the penultimate WORD
Series 1999 - All Saints' Canon Jim Irvine
How blest are those who know that they are poor;
the kingdom of Heaven is theirs.

 Then [Jesus] began to speak, and taught them, saying:
How blest are those who know that they are poor;
the kingdom of Heaven is theirs.
Matthew 5: 3 New English Bible

 

I have never had to suffer a migraine. I have known those who are afflicted with migraines, and I have observed the impact of unimaginable pain. And while I can attest to the impact, and its crippling effect, the pain remains unknown to me. I understand that light and sound brings torment beyond the limits naturally associated with normal headaches. Shades are drawn and silence is called for and the afflicted sufferer takes to a bed and seeks quiet and rest and healing.

Poverty is like that, for me.

I have never had to suffer the life of those who live without, of those who live in poverty. Oh, I have known those whose lives are diminished and disadvantaged. I have sat with them. I have shared time and conversation and even tea with them. I have seen the consequences of insufficiency in the lives of children and their struggling parents. But I have had the opportunity to place my hand on a doorknob and leave. Perhaps it was an escape, as I saw the burden of poverty on the faces and in the cupboards of those whom Jesus tells us are blest!

Oh, I know what it feels like to wish that I had more. But that isnít the same, is it, as poverty?

My discomfort with lack demands much of me in order to grasp Jesusí beatitude and its penetrating implications. This is a blessing Iím not sure that I want to receive. Looking around, Iíd say itís not a blessing anyone I know wants to have. Best, weíd say, to remain as we are and allow ourselves to speculate on what Jesus meant without discovering blessing in a life lived in need.

I can understand the temptation that we might want to spiritualize the beatitudes. Better to reach beyond ourselves and our limitations for solace. But that wasnít Jesusí good news. His news reached out to us, those who went ahead of us anyway, to touch lives as they are.

How blest are those who know that they are poor;
The kingdom of Heaven is theirs.

Poverty is not the virtue. We see nothing laudable in need. In the transformative proclamation of the Nazarene, the kingdom is proclaimed, and beginning with those that know that they are poor. The kingdom is theirs.

With the immediacy of present knowing, need has the discovery of a kingdom breaking into the history of Godís creation.
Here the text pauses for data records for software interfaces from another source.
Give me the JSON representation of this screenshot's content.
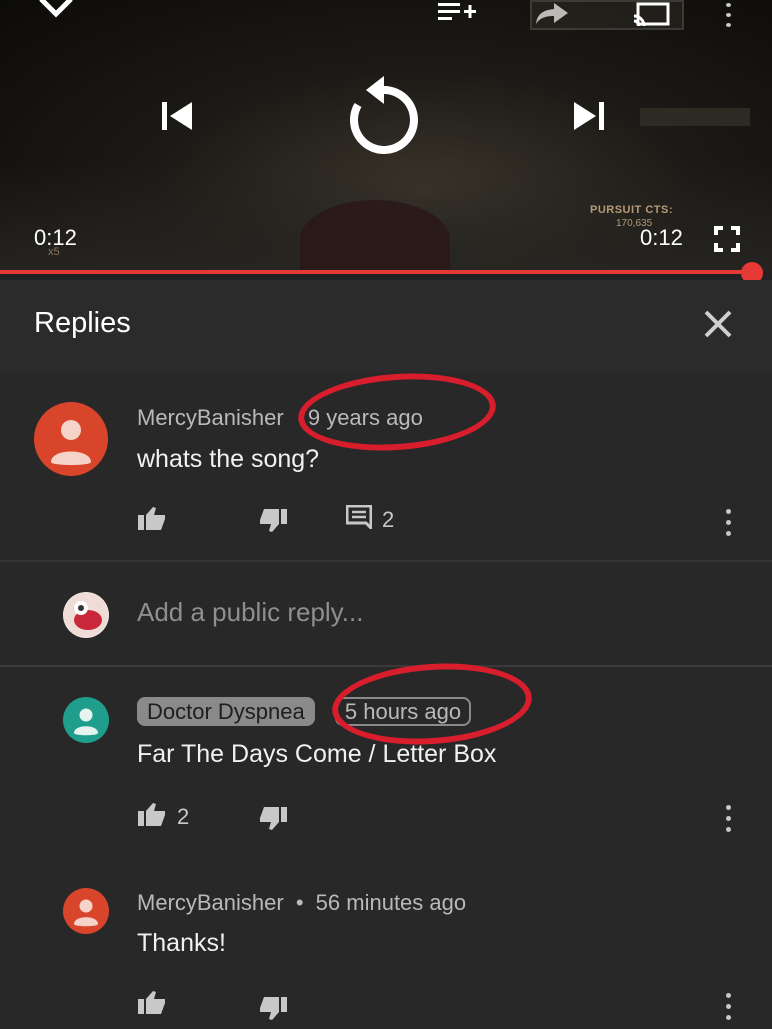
{
  "player": {
    "time_left": "0:12",
    "time_right": "0:12",
    "hud_text": "PURSUIT CTS:",
    "hud_sub": "170,635",
    "hud_multiplier": "x5",
    "progress": 1.0,
    "accent": "#e53935"
  },
  "replies": {
    "title": "Replies"
  },
  "main_comment": {
    "author": "MercyBanisher",
    "time": "9 years ago",
    "text": "whats the song?",
    "reply_count": "2",
    "avatar_color": "#d8452b"
  },
  "reply_input": {
    "placeholder": "Add a public reply..."
  },
  "reply1": {
    "author": "Doctor Dyspnea",
    "time": "5 hours ago",
    "text": "Far The Days Come / Letter Box",
    "like_count": "2",
    "avatar_color": "#1f9e8c"
  },
  "reply2": {
    "author": "MercyBanisher",
    "separator": "•",
    "time": "56 minutes ago",
    "text": "Thanks!",
    "avatar_color": "#d8452b"
  },
  "icons": [
    "chevron-down-icon",
    "add-to-queue-icon",
    "share-icon",
    "cast-icon",
    "more-vert-icon",
    "skip-previous-icon",
    "replay-icon",
    "skip-next-icon",
    "fullscreen-icon",
    "close-icon",
    "thumb-up-icon",
    "thumb-down-icon",
    "comment-icon"
  ],
  "annotation_color": "#d81e2c"
}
And our lives.

Satisfied with our sufficiency, or at worst, wanting more than what we have in an application of avarice and greed, we are loath to embrace the kingdom lest it jeopardize our present estate.

How blest are those who know that they are poor;
The kingdom of Heaven is theirs.

Would that I had the courage to know my poverty, my need, myself better. Not to discover a spiritual poverty, neither a spiritual need. Not a need that becomes in its fulfillment beyond my mortal reach, but a recognition of what Jesus proclaimed as good news and blessing in the midst of those whose insufficiency allowed them to seek him out, to gather round, and to listen with hope in the midst of pain. Jesus declares the kingdom is in our midst! The knowledgeable poor know that.

As I know my need I discover myself, and in the discovery, a kingdom. Good news indeed!

Copyright © 1999 James T. Irvine

Series 1999